An awful lot has been written about ‘American Pie’ over time and I’m not going to add much more to that, other than to say it isn’t solely about Buddy Holly as is often thought. The iconic lyric “the day the music died” does indeed refer to the air crash that killed Holly, Ritchie Valens and The Big Bopper, but the songs contains all manner of references which McLean has commented on through a variety of pretentious statements. Most sensible is his explanation that it’s ‘a morality song that charts the decline of the USA and its loss of innocence’. Originally a No2 hit in ’72 – and denied the crown by both Chicory Tip and Nilsson – ‘American Pie’ was re-released in 1991 for no other reason (that I can find at least) other than to promote a ‘best of’ compilation. During the final week of September, this ‘new’ slice of ‘…Pie’ entered the Top 75 at No51 and climbed steadily before peaking at No12 in early November. What irks me most about this isn’t so much the arguably pointless reissuing, but the fact that the compilers of this album saw fit to include the whole eight-and-a-half-minutes of the damn thing, thus depriving the listener of the inclusion of another song. I might be biased, but it doesn’t need to be that long. It doesn’t change or do anything radical throughout, we’re just subjected to verse after verse after verse. Anyone who creams themselves over this song is already going to have the full version (on vinyl of course) and is unlikely to be the kind of person who purchases NOW releases, and so an edit really would have sufficed. Too much pie makes one sick...

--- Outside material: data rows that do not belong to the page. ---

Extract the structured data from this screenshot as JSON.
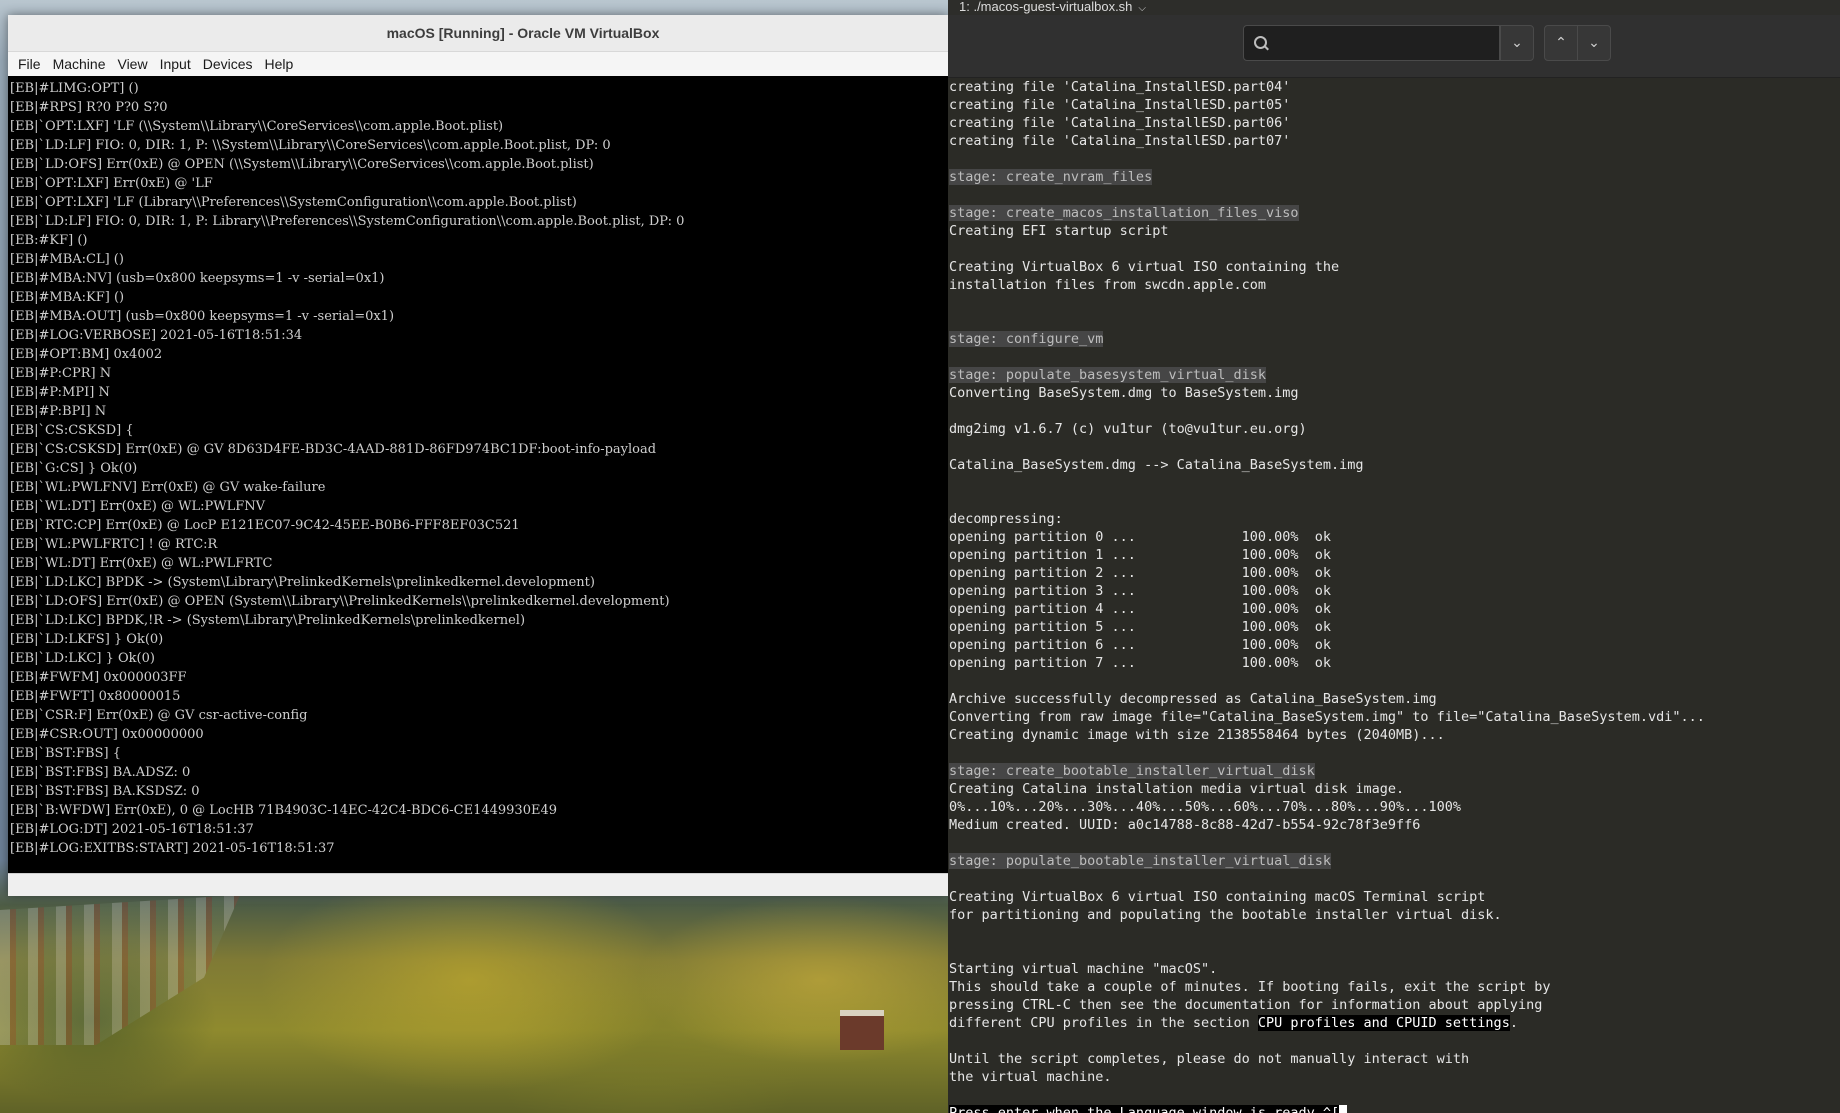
{
  "vbox": {
    "title": "macOS [Running] - Oracle VM VirtualBox",
    "menu": [
      "File",
      "Machine",
      "View",
      "Input",
      "Devices",
      "Help"
    ],
    "boot_log": [
      "[EB|#LIMG:OPT] ()",
      "[EB|#RPS] R?0 P?0 S?0",
      "[EB|`OPT:LXF] 'LF (\\\\System\\\\Library\\\\CoreServices\\\\com.apple.Boot.plist)",
      "[EB|`LD:LF] FIO: 0, DIR: 1, P: \\\\System\\\\Library\\\\CoreServices\\\\com.apple.Boot.plist, DP: 0",
      "[EB|`LD:OFS] Err(0xE) @ OPEN (\\\\System\\\\Library\\\\CoreServices\\\\com.apple.Boot.plist)",
      "[EB|`OPT:LXF] Err(0xE) @ 'LF",
      "[EB|`OPT:LXF] 'LF (Library\\\\Preferences\\\\SystemConfiguration\\\\com.apple.Boot.plist)",
      "[EB|`LD:LF] FIO: 0, DIR: 1, P: Library\\\\Preferences\\\\SystemConfiguration\\\\com.apple.Boot.plist, DP: 0",
      "[EB:#KF] ()",
      "[EB|#MBA:CL] ()",
      "[EB|#MBA:NV] (usb=0x800 keepsyms=1 -v -serial=0x1)",
      "[EB|#MBA:KF] ()",
      "[EB|#MBA:OUT] (usb=0x800 keepsyms=1 -v -serial=0x1)",
      "[EB|#LOG:VERBOSE] 2021-05-16T18:51:34",
      "[EB|#OPT:BM] 0x4002",
      "[EB|#P:CPR] N",
      "[EB|#P:MPI] N",
      "[EB|#P:BPI] N",
      "[EB|`CS:CSKSD] {",
      "[EB|`CS:CSKSD] Err(0xE) @ GV 8D63D4FE-BD3C-4AAD-881D-86FD974BC1DF:boot-info-payload",
      "[EB|`G:CS] } Ok(0)",
      "[EB|`WL:PWLFNV] Err(0xE) @ GV wake-failure",
      "[EB|`WL:DT] Err(0xE) @ WL:PWLFNV",
      "[EB|`RTC:CP] Err(0xE) @ LocP E121EC07-9C42-45EE-B0B6-FFF8EF03C521",
      "[EB|`WL:PWLFRTC] ! @ RTC:R",
      "[EB|`WL:DT] Err(0xE) @ WL:PWLFRTC",
      "[EB|`LD:LKC] BPDK -> (System\\Library\\PrelinkedKernels\\prelinkedkernel.development)",
      "[EB|`LD:OFS] Err(0xE) @ OPEN (System\\\\Library\\\\PrelinkedKernels\\\\prelinkedkernel.development)",
      "[EB|`LD:LKC] BPDK,!R -> (System\\Library\\PrelinkedKernels\\prelinkedkernel)",
      "[EB|`LD:LKFS] } Ok(0)",
      "[EB|`LD:LKC] } Ok(0)",
      "[EB|#FWFM] 0x000003FF",
      "[EB|#FWFT] 0x80000015",
      "[EB|`CSR:F] Err(0xE) @ GV csr-active-config",
      "[EB|#CSR:OUT] 0x00000000",
      "[EB|`BST:FBS] {",
      "[EB|`BST:FBS] BA.ADSZ: 0",
      "[EB|`BST:FBS] BA.KSDSZ: 0",
      "[EB|`B:WFDW] Err(0xE), 0 @ LocHB 71B4903C-14EC-42C4-BDC6-CE1449930E49",
      "[EB|#LOG:DT] 2021-05-16T18:51:37",
      "[EB|#LOG:EXITBS:START] 2021-05-16T18:51:37"
    ]
  },
  "terminal": {
    "tab_title": "1: ./macos-guest-virtualbox.sh",
    "search": {
      "placeholder": "",
      "value": ""
    },
    "lines": [
      {
        "text": "creating file 'Catalina_InstallESD.part04'",
        "style": "normal"
      },
      {
        "text": "creating file 'Catalina_InstallESD.part05'",
        "style": "normal"
      },
      {
        "text": "creating file 'Catalina_InstallESD.part06'",
        "style": "normal"
      },
      {
        "text": "creating file 'Catalina_InstallESD.part07'",
        "style": "normal"
      },
      {
        "text": "",
        "style": "normal"
      },
      {
        "text": "stage: create_nvram_files",
        "style": "stage"
      },
      {
        "text": "",
        "style": "normal"
      },
      {
        "text": "stage: create_macos_installation_files_viso",
        "style": "stage"
      },
      {
        "text": "Creating EFI startup script",
        "style": "normal"
      },
      {
        "text": "",
        "style": "normal"
      },
      {
        "text": "Creating VirtualBox 6 virtual ISO containing the",
        "style": "normal"
      },
      {
        "text": "installation files from swcdn.apple.com",
        "style": "normal"
      },
      {
        "text": "",
        "style": "normal"
      },
      {
        "text": "",
        "style": "normal"
      },
      {
        "text": "stage: configure_vm",
        "style": "stage"
      },
      {
        "text": "",
        "style": "normal"
      },
      {
        "text": "stage: populate_basesystem_virtual_disk",
        "style": "stage"
      },
      {
        "text": "Converting BaseSystem.dmg to BaseSystem.img",
        "style": "normal"
      },
      {
        "text": "",
        "style": "normal"
      },
      {
        "text": "dmg2img v1.6.7 (c) vu1tur (to@vu1tur.eu.org)",
        "style": "normal"
      },
      {
        "text": "",
        "style": "normal"
      },
      {
        "text": "Catalina_BaseSystem.dmg --> Catalina_BaseSystem.img",
        "style": "normal"
      },
      {
        "text": "",
        "style": "normal"
      },
      {
        "text": "",
        "style": "normal"
      },
      {
        "text": "decompressing:",
        "style": "normal"
      },
      {
        "text": "opening partition 0 ...             100.00%  ok",
        "style": "normal"
      },
      {
        "text": "opening partition 1 ...             100.00%  ok",
        "style": "normal"
      },
      {
        "text": "opening partition 2 ...             100.00%  ok",
        "style": "normal"
      },
      {
        "text": "opening partition 3 ...             100.00%  ok",
        "style": "normal"
      },
      {
        "text": "opening partition 4 ...             100.00%  ok",
        "style": "normal"
      },
      {
        "text": "opening partition 5 ...             100.00%  ok",
        "style": "normal"
      },
      {
        "text": "opening partition 6 ...             100.00%  ok",
        "style": "normal"
      },
      {
        "text": "opening partition 7 ...             100.00%  ok",
        "style": "normal"
      },
      {
        "text": "",
        "style": "normal"
      },
      {
        "text": "Archive successfully decompressed as Catalina_BaseSystem.img",
        "style": "normal"
      },
      {
        "text": "Converting from raw image file=\"Catalina_BaseSystem.img\" to file=\"Catalina_BaseSystem.vdi\"...",
        "style": "normal"
      },
      {
        "text": "Creating dynamic image with size 2138558464 bytes (2040MB)...",
        "style": "normal"
      },
      {
        "text": "",
        "style": "normal"
      },
      {
        "text": "stage: create_bootable_installer_virtual_disk",
        "style": "stage"
      },
      {
        "text": "Creating Catalina installation media virtual disk image.",
        "style": "normal"
      },
      {
        "text": "0%...10%...20%...30%...40%...50%...60%...70%...80%...90%...100%",
        "style": "normal"
      },
      {
        "text": "Medium created. UUID: a0c14788-8c88-42d7-b554-92c78f3e9ff6",
        "style": "normal"
      },
      {
        "text": "",
        "style": "normal"
      },
      {
        "text": "stage: populate_bootable_installer_virtual_disk",
        "style": "stage"
      },
      {
        "text": "",
        "style": "normal"
      },
      {
        "text": "Creating VirtualBox 6 virtual ISO containing macOS Terminal script",
        "style": "normal"
      },
      {
        "text": "for partitioning and populating the bootable installer virtual disk.",
        "style": "normal"
      },
      {
        "text": "",
        "style": "normal"
      },
      {
        "text": "",
        "style": "normal"
      },
      {
        "text": "Starting virtual machine \"macOS\".",
        "style": "normal"
      },
      {
        "text": "This should take a couple of minutes. If booting fails, exit the script by",
        "style": "normal"
      },
      {
        "text": "pressing CTRL-C then see the documentation for information about applying",
        "style": "normal"
      },
      {
        "text": "different CPU profiles in the section ",
        "style": "normal",
        "highlight": "CPU profiles and CPUID settings",
        "after": "."
      },
      {
        "text": "",
        "style": "normal"
      },
      {
        "text": "Until the script completes, please do not manually interact with",
        "style": "normal"
      },
      {
        "text": "the virtual machine.",
        "style": "normal"
      },
      {
        "text": "",
        "style": "normal"
      },
      {
        "text": "Press enter when the Language window is ready.^[",
        "style": "prompt",
        "cursor": true
      }
    ]
  }
}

Released – November 1991
High Points – 'Love To Hate You', Dizzy', 'Too Many Walls', ‘Get Ready For This’, 'Sunshine On A Rainy Day'.
Low Points – 'I Wanna Sex You Up', 'Shining Star', ‘My Town’, plus eight-and-a-half minutes of fucking 'American Pie'.
Song Count – 35 – would have been 36 were it not for eight-and-a-half minutes of fucking 'American Pie'.
Number 1s – 4 – Chesney Hawkes, Cher, Bryan Adams not included here though.
Flops – None, but Alison Moyet came damn close.
Notes - Despite missing NOW 19, the series saw a NOW 20 video collection, featuring seventeen tracks from the audio version and thankfully, amongst the seventeen we did not have to tolerate eight-and-a-half minutes of fucking 'American Pie'.
Overall Mark 7/10
Here's some of the hypocritical bullshit from Moby's re-release of 'Go'...